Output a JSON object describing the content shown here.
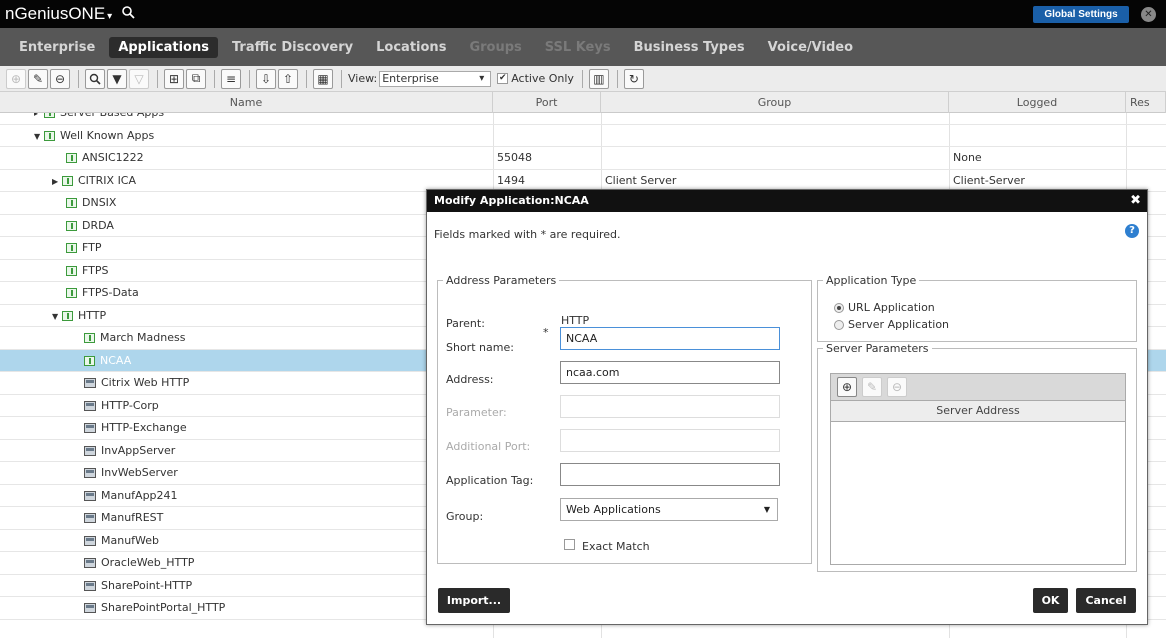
{
  "app": {
    "brand_main": "nGenius",
    "brand_one": "ONE",
    "brand_caret": "▾",
    "search_icon": "search-icon",
    "global_settings": "Global Settings",
    "close_glyph": "✕"
  },
  "nav": {
    "tabs": [
      "Enterprise",
      "Applications",
      "Traffic Discovery",
      "Locations",
      "Groups",
      "SSL Keys",
      "Business Types",
      "Voice/Video"
    ],
    "active": "Applications",
    "disabled": [
      "Groups",
      "SSL Keys"
    ]
  },
  "toolbar": {
    "view_label": "View:",
    "view_value": "Enterprise",
    "active_only_label": "Active Only",
    "active_only_checked": true
  },
  "grid": {
    "columns": {
      "name": "Name",
      "port": "Port",
      "group": "Group",
      "logged": "Logged",
      "res": "Res"
    },
    "rows": [
      {
        "name": "Server Based Apps",
        "indent": 1,
        "twist": "▸",
        "icon": "app",
        "port": "",
        "group": "",
        "logged": ""
      },
      {
        "name": "Well Known Apps",
        "indent": 1,
        "twist": "▼",
        "icon": "app",
        "port": "",
        "group": "",
        "logged": ""
      },
      {
        "name": "ANSIC1222",
        "indent": 2,
        "twist": "",
        "icon": "app",
        "port": "55048",
        "group": "",
        "logged": "None"
      },
      {
        "name": "CITRIX ICA",
        "indent": 2,
        "twist": "▶",
        "icon": "app",
        "port": "1494",
        "group": "Client Server",
        "logged": "Client-Server"
      },
      {
        "name": "DNSIX",
        "indent": 2,
        "twist": "",
        "icon": "app",
        "port": "",
        "group": "",
        "logged": ""
      },
      {
        "name": "DRDA",
        "indent": 2,
        "twist": "",
        "icon": "app",
        "port": "",
        "group": "",
        "logged": ""
      },
      {
        "name": "FTP",
        "indent": 2,
        "twist": "",
        "icon": "app",
        "port": "",
        "group": "",
        "logged": ""
      },
      {
        "name": "FTPS",
        "indent": 2,
        "twist": "",
        "icon": "app",
        "port": "",
        "group": "",
        "logged": ""
      },
      {
        "name": "FTPS-Data",
        "indent": 2,
        "twist": "",
        "icon": "app",
        "port": "",
        "group": "",
        "logged": ""
      },
      {
        "name": "HTTP",
        "indent": 2,
        "twist": "▼",
        "icon": "app",
        "port": "",
        "group": "",
        "logged": ""
      },
      {
        "name": "March Madness",
        "indent": 3,
        "twist": "",
        "icon": "app",
        "port": "",
        "group": "",
        "logged": ""
      },
      {
        "name": "NCAA",
        "indent": 3,
        "twist": "",
        "icon": "app",
        "port": "",
        "group": "",
        "logged": "",
        "selected": true
      },
      {
        "name": "Citrix Web HTTP",
        "indent": 3,
        "twist": "",
        "icon": "srv",
        "port": "",
        "group": "",
        "logged": ""
      },
      {
        "name": "HTTP-Corp",
        "indent": 3,
        "twist": "",
        "icon": "srv",
        "port": "",
        "group": "",
        "logged": ""
      },
      {
        "name": "HTTP-Exchange",
        "indent": 3,
        "twist": "",
        "icon": "srv",
        "port": "",
        "group": "",
        "logged": ""
      },
      {
        "name": "InvAppServer",
        "indent": 3,
        "twist": "",
        "icon": "srv",
        "port": "",
        "group": "",
        "logged": ""
      },
      {
        "name": "InvWebServer",
        "indent": 3,
        "twist": "",
        "icon": "srv",
        "port": "",
        "group": "",
        "logged": ""
      },
      {
        "name": "ManufApp241",
        "indent": 3,
        "twist": "",
        "icon": "srv",
        "port": "",
        "group": "",
        "logged": ""
      },
      {
        "name": "ManufREST",
        "indent": 3,
        "twist": "",
        "icon": "srv",
        "port": "",
        "group": "",
        "logged": ""
      },
      {
        "name": "ManufWeb",
        "indent": 3,
        "twist": "",
        "icon": "srv",
        "port": "",
        "group": "",
        "logged": ""
      },
      {
        "name": "OracleWeb_HTTP",
        "indent": 3,
        "twist": "",
        "icon": "srv",
        "port": "",
        "group": "",
        "logged": ""
      },
      {
        "name": "SharePoint-HTTP",
        "indent": 3,
        "twist": "",
        "icon": "srv",
        "port": "",
        "group": "",
        "logged": ""
      },
      {
        "name": "SharePointPortal_HTTP",
        "indent": 3,
        "twist": "",
        "icon": "srv",
        "port": "",
        "group": "",
        "logged": ""
      }
    ]
  },
  "dialog": {
    "title": "Modify Application:NCAA",
    "close": "✖",
    "required_note": "Fields marked with * are required.",
    "help": "?",
    "address_legend": "Address Parameters",
    "parent_label": "Parent:",
    "parent_value": "HTTP",
    "short_name_label": "Short name:",
    "required_mark": "*",
    "short_name_value": "NCAA",
    "address_label": "Address:",
    "address_value": "ncaa.com",
    "parameter_label": "Parameter:",
    "parameter_value": "",
    "additional_port_label": "Additional Port:",
    "additional_port_value": "",
    "app_tag_label": "Application Tag:",
    "app_tag_value": "",
    "group_label": "Group:",
    "group_value": "Web Applications",
    "exact_match_label": "Exact Match",
    "exact_match_checked": false,
    "app_type_legend": "Application Type",
    "url_app_label": "URL Application",
    "server_app_label": "Server Application",
    "selected_type": "URL Application",
    "server_params_legend": "Server Parameters",
    "server_address_header": "Server Address",
    "import_label": "Import...",
    "ok_label": "OK",
    "cancel_label": "Cancel"
  }
}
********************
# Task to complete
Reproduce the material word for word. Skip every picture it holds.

# Your response
Output a JSON object describing the content shown here.
{
  "app": {
    "brand_main": "nGenius",
    "brand_one": "ONE",
    "brand_caret": "▾",
    "search_icon": "search-icon",
    "global_settings": "Global Settings",
    "close_glyph": "✕"
  },
  "nav": {
    "tabs": [
      "Enterprise",
      "Applications",
      "Traffic Discovery",
      "Locations",
      "Groups",
      "SSL Keys",
      "Business Types",
      "Voice/Video"
    ],
    "active": "Applications",
    "disabled": [
      "Groups",
      "SSL Keys"
    ]
  },
  "toolbar": {
    "view_label": "View:",
    "view_value": "Enterprise",
    "active_only_label": "Active Only",
    "active_only_checked": true
  },
  "grid": {
    "columns": {
      "name": "Name",
      "port": "Port",
      "group": "Group",
      "logged": "Logged",
      "res": "Res"
    },
    "rows": [
      {
        "name": "Server Based Apps",
        "indent": 1,
        "twist": "▸",
        "icon": "app",
        "port": "",
        "group": "",
        "logged": ""
      },
      {
        "name": "Well Known Apps",
        "indent": 1,
        "twist": "▼",
        "icon": "app",
        "port": "",
        "group": "",
        "logged": ""
      },
      {
        "name": "ANSIC1222",
        "indent": 2,
        "twist": "",
        "icon": "app",
        "port": "55048",
        "group": "",
        "logged": "None"
      },
      {
        "name": "CITRIX ICA",
        "indent": 2,
        "twist": "▶",
        "icon": "app",
        "port": "1494",
        "group": "Client Server",
        "logged": "Client-Server"
      },
      {
        "name": "DNSIX",
        "indent": 2,
        "twist": "",
        "icon": "app",
        "port": "",
        "group": "",
        "logged": ""
      },
      {
        "name": "DRDA",
        "indent": 2,
        "twist": "",
        "icon": "app",
        "port": "",
        "group": "",
        "logged": ""
      },
      {
        "name": "FTP",
        "indent": 2,
        "twist": "",
        "icon": "app",
        "port": "",
        "group": "",
        "logged": ""
      },
      {
        "name": "FTPS",
        "indent": 2,
        "twist": "",
        "icon": "app",
        "port": "",
        "group": "",
        "logged": ""
      },
      {
        "name": "FTPS-Data",
        "indent": 2,
        "twist": "",
        "icon": "app",
        "port": "",
        "group": "",
        "logged": ""
      },
      {
        "name": "HTTP",
        "indent": 2,
        "twist": "▼",
        "icon": "app",
        "port": "",
        "group": "",
        "logged": ""
      },
      {
        "name": "March Madness",
        "indent": 3,
        "twist": "",
        "icon": "app",
        "port": "",
        "group": "",
        "logged": ""
      },
      {
        "name": "NCAA",
        "indent": 3,
        "twist": "",
        "icon": "app",
        "port": "",
        "group": "",
        "logged": "",
        "selected": true
      },
      {
        "name": "Citrix Web HTTP",
        "indent": 3,
        "twist": "",
        "icon": "srv",
        "port": "",
        "group": "",
        "logged": ""
      },
      {
        "name": "HTTP-Corp",
        "indent": 3,
        "twist": "",
        "icon": "srv",
        "port": "",
        "group": "",
        "logged": ""
      },
      {
        "name": "HTTP-Exchange",
        "indent": 3,
        "twist": "",
        "icon": "srv",
        "port": "",
        "group": "",
        "logged": ""
      },
      {
        "name": "InvAppServer",
        "indent": 3,
        "twist": "",
        "icon": "srv",
        "port": "",
        "group": "",
        "logged": ""
      },
      {
        "name": "InvWebServer",
        "indent": 3,
        "twist": "",
        "icon": "srv",
        "port": "",
        "group": "",
        "logged": ""
      },
      {
        "name": "ManufApp241",
        "indent": 3,
        "twist": "",
        "icon": "srv",
        "port": "",
        "group": "",
        "logged": ""
      },
      {
        "name": "ManufREST",
        "indent": 3,
        "twist": "",
        "icon": "srv",
        "port": "",
        "group": "",
        "logged": ""
      },
      {
        "name": "ManufWeb",
        "indent": 3,
        "twist": "",
        "icon": "srv",
        "port": "",
        "group": "",
        "logged": ""
      },
      {
        "name": "OracleWeb_HTTP",
        "indent": 3,
        "twist": "",
        "icon": "srv",
        "port": "",
        "group": "",
        "logged": ""
      },
      {
        "name": "SharePoint-HTTP",
        "indent": 3,
        "twist": "",
        "icon": "srv",
        "port": "",
        "group": "",
        "logged": ""
      },
      {
        "name": "SharePointPortal_HTTP",
        "indent": 3,
        "twist": "",
        "icon": "srv",
        "port": "",
        "group": "",
        "logged": ""
      }
    ]
  },
  "dialog": {
    "title": "Modify Application:NCAA",
    "close": "✖",
    "required_note": "Fields marked with * are required.",
    "help": "?",
    "address_legend": "Address Parameters",
    "parent_label": "Parent:",
    "parent_value": "HTTP",
    "short_name_label": "Short name:",
    "required_mark": "*",
    "short_name_value": "NCAA",
    "address_label": "Address:",
    "address_value": "ncaa.com",
    "parameter_label": "Parameter:",
    "parameter_value": "",
    "additional_port_label": "Additional Port:",
    "additional_port_value": "",
    "app_tag_label": "Application Tag:",
    "app_tag_value": "",
    "group_label": "Group:",
    "group_value": "Web Applications",
    "exact_match_label": "Exact Match",
    "exact_match_checked": false,
    "app_type_legend": "Application Type",
    "url_app_label": "URL Application",
    "server_app_label": "Server Application",
    "selected_type": "URL Application",
    "server_params_legend": "Server Parameters",
    "server_address_header": "Server Address",
    "import_label": "Import...",
    "ok_label": "OK",
    "cancel_label": "Cancel"
  }
}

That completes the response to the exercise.